• Work instruction: Could you copy every line of the data that contains "members"?
☆ ☆ ☆
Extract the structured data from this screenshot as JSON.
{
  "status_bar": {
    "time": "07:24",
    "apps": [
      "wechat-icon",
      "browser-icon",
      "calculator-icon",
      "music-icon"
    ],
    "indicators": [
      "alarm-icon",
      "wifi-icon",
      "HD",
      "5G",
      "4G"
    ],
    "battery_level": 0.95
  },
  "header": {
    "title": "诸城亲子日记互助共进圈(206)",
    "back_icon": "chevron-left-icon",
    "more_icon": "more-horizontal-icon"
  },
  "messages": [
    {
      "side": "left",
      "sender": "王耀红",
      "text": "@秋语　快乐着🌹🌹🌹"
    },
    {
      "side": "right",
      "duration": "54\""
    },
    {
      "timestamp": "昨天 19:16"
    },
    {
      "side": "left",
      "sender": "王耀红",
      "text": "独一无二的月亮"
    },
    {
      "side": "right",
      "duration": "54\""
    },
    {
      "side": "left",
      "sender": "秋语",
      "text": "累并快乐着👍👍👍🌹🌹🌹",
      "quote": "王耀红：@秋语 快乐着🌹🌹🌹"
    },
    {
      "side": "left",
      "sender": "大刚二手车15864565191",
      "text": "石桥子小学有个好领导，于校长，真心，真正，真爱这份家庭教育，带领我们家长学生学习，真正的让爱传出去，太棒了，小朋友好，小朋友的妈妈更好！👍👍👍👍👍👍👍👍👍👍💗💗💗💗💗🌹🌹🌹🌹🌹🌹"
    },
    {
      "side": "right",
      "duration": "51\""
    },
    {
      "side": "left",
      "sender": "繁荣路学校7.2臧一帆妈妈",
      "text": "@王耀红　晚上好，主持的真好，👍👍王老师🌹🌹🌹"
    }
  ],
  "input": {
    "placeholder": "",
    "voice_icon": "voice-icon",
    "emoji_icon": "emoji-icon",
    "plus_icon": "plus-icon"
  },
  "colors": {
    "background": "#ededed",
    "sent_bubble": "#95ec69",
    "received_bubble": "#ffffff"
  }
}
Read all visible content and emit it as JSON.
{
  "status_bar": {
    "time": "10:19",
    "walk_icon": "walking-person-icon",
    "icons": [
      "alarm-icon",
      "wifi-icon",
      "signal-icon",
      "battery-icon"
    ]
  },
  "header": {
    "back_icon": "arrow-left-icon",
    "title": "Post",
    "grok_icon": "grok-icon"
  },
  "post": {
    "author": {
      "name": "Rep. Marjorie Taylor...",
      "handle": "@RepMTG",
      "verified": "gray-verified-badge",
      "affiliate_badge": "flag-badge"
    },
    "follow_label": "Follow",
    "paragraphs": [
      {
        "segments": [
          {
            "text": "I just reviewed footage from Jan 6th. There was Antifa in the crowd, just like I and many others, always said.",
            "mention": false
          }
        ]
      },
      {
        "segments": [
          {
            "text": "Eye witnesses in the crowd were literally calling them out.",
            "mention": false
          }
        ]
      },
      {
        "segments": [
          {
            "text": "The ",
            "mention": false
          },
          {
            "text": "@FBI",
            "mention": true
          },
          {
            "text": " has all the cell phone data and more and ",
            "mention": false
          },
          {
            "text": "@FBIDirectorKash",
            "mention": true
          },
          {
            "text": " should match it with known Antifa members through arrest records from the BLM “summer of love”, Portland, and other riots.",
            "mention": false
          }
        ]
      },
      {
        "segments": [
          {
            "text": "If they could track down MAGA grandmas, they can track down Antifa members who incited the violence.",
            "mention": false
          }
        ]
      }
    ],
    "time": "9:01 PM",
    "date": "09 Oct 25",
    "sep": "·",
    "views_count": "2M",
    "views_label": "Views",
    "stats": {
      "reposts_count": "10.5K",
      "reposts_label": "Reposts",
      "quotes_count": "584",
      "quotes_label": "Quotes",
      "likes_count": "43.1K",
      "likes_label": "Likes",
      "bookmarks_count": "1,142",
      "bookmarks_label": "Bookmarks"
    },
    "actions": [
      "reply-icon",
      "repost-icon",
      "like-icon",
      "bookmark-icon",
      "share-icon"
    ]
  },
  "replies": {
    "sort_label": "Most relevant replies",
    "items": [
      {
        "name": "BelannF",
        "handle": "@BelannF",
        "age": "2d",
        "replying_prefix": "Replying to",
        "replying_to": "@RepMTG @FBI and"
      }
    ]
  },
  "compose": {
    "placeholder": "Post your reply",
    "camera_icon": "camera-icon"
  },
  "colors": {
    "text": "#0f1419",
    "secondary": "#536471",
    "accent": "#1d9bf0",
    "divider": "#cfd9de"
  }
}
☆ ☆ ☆
• Finished task:
            "text": " should match it with known Antifa members through arrest records from the BLM “summer of love”, Portland, and other riots.",
            "text": "If they could track down MAGA grandmas, they can track down Antifa members who incited the violence.",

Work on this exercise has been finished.